What needs to be done:
What lines below contain the string "JSON"? List them all.

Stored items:
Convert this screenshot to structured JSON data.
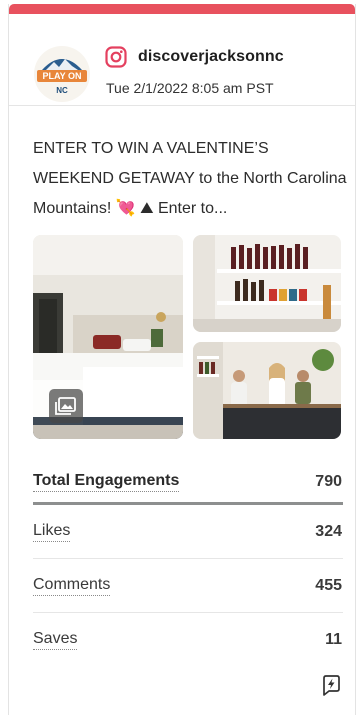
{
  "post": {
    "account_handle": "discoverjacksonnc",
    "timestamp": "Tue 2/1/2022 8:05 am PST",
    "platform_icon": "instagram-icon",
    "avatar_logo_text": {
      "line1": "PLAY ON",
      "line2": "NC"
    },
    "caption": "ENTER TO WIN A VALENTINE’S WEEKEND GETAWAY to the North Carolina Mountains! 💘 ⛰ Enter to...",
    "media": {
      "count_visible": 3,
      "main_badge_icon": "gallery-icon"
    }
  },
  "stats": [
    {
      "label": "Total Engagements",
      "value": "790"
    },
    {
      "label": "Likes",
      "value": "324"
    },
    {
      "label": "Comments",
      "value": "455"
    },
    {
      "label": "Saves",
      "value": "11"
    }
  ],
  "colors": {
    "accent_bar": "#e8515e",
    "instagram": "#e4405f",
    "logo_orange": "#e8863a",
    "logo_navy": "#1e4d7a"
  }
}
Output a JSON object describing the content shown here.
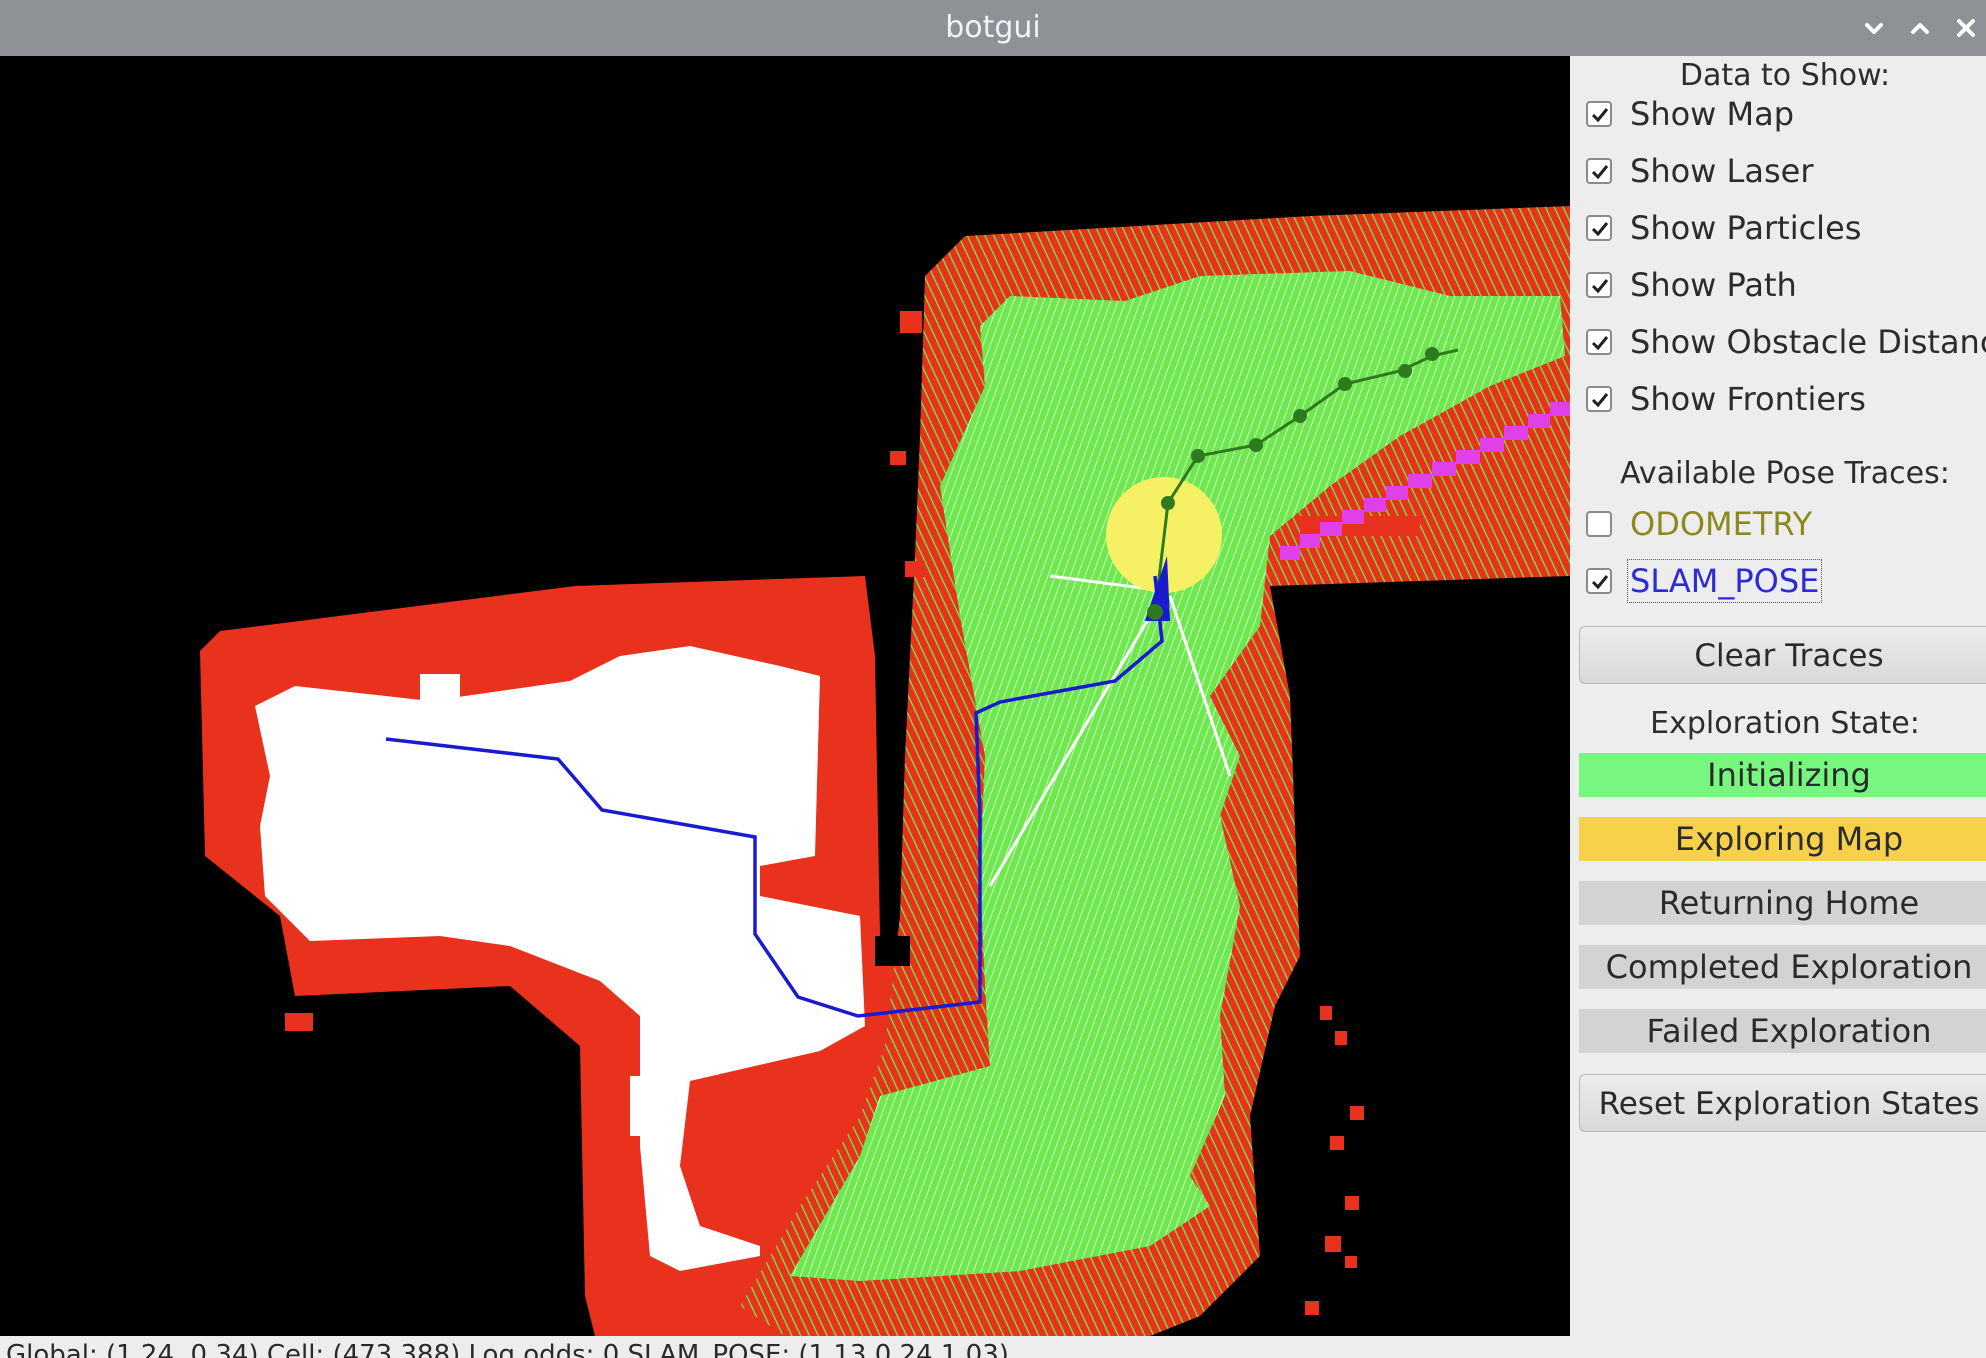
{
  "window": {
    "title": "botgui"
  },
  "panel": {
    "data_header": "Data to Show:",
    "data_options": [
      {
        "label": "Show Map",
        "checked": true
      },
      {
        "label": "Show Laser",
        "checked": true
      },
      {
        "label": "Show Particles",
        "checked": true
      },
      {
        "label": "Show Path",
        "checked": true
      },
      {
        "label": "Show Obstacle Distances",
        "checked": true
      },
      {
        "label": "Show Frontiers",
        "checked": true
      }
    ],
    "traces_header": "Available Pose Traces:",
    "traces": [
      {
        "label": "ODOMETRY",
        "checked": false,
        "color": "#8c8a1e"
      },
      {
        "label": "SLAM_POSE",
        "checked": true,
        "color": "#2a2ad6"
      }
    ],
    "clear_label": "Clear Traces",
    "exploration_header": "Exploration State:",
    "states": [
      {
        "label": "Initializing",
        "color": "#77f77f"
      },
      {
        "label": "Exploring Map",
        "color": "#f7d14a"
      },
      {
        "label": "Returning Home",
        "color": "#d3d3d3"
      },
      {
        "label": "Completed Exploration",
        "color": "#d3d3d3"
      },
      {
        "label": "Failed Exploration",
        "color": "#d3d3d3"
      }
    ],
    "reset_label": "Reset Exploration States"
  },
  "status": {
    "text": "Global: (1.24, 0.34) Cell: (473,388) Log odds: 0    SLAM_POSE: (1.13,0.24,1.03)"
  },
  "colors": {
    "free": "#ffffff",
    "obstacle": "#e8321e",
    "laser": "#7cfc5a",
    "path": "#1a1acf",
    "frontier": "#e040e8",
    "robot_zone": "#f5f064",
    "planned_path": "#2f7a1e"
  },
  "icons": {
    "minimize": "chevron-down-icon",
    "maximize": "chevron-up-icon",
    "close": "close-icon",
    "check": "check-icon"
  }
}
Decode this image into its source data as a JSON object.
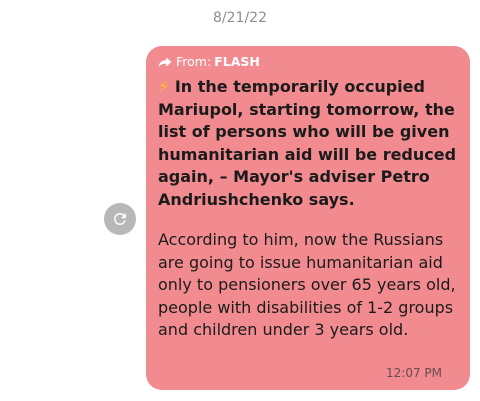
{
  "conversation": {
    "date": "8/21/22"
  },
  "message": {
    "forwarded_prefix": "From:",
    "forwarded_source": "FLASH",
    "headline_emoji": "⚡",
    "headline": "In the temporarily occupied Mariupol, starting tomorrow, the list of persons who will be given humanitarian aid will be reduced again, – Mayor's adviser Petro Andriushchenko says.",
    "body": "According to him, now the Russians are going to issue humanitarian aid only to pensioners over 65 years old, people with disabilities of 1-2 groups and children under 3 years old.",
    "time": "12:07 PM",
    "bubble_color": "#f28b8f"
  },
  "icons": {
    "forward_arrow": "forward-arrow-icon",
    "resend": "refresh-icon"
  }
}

Written answer:
Convert this screenshot to structured JSON data.
Output a JSON object describing the content shown here.
Decode this image into its source data as a JSON object.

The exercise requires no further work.